──────── Input data ────────

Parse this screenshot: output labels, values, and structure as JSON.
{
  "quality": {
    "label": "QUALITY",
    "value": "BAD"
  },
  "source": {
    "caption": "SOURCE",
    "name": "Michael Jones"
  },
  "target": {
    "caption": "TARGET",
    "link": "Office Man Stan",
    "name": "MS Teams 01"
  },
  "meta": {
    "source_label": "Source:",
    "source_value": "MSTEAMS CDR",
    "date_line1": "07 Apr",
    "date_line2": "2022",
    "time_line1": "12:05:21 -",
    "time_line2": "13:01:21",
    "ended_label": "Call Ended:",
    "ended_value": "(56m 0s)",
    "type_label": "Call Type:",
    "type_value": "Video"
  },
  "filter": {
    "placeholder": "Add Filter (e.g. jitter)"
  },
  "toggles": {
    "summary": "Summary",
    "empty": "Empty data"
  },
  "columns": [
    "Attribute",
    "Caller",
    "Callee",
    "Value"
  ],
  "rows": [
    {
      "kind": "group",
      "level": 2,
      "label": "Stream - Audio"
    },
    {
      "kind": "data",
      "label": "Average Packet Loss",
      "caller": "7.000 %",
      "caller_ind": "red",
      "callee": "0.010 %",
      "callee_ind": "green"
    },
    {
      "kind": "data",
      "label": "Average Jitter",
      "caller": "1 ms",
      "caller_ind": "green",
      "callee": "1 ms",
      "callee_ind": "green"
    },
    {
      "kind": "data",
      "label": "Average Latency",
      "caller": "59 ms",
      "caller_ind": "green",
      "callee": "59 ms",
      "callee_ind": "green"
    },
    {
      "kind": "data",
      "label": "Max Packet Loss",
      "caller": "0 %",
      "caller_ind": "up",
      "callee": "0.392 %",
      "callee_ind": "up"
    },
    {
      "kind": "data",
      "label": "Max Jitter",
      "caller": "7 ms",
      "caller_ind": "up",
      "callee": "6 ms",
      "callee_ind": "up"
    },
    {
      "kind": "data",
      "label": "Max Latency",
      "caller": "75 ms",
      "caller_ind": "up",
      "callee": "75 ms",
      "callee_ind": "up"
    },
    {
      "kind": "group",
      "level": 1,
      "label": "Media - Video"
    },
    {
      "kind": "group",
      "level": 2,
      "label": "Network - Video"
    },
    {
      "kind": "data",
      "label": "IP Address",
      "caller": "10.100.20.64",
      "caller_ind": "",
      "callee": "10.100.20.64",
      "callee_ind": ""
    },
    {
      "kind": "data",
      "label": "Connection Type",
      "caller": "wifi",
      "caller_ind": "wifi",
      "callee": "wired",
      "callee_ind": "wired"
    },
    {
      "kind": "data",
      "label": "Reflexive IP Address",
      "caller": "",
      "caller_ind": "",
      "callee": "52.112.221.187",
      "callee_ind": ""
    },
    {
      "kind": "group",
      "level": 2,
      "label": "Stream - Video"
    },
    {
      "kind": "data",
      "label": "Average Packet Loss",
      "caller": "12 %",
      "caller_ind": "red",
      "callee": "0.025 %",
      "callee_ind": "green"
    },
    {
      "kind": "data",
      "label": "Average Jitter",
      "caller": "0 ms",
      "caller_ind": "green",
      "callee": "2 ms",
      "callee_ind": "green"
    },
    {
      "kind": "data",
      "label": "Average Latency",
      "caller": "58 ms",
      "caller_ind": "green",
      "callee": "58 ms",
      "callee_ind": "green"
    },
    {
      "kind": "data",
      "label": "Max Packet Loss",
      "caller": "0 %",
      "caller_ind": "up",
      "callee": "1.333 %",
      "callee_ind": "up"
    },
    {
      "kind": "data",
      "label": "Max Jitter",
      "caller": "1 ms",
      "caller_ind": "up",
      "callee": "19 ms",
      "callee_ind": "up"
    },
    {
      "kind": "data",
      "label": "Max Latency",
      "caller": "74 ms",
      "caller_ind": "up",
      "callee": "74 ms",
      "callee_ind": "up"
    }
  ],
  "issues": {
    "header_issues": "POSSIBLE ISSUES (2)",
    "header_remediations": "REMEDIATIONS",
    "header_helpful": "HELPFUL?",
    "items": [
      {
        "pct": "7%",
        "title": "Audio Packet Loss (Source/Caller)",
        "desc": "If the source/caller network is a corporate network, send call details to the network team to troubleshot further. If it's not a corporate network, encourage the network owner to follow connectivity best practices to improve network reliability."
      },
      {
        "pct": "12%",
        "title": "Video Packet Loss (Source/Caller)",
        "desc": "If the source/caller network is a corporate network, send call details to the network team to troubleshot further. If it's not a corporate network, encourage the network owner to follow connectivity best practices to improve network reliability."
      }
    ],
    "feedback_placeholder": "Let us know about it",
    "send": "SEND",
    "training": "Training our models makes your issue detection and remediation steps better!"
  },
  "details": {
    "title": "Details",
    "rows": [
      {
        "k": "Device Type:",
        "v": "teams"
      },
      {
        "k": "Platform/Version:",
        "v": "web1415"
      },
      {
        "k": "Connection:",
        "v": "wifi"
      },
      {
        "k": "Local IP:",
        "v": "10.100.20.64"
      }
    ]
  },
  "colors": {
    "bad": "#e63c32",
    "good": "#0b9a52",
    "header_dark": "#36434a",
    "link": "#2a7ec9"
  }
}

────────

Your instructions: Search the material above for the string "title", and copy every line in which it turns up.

Expected output:
        "title": "Audio Packet Loss (Source/Caller)",
        "title": "Video Packet Loss (Source/Caller)",
    "title": "Details",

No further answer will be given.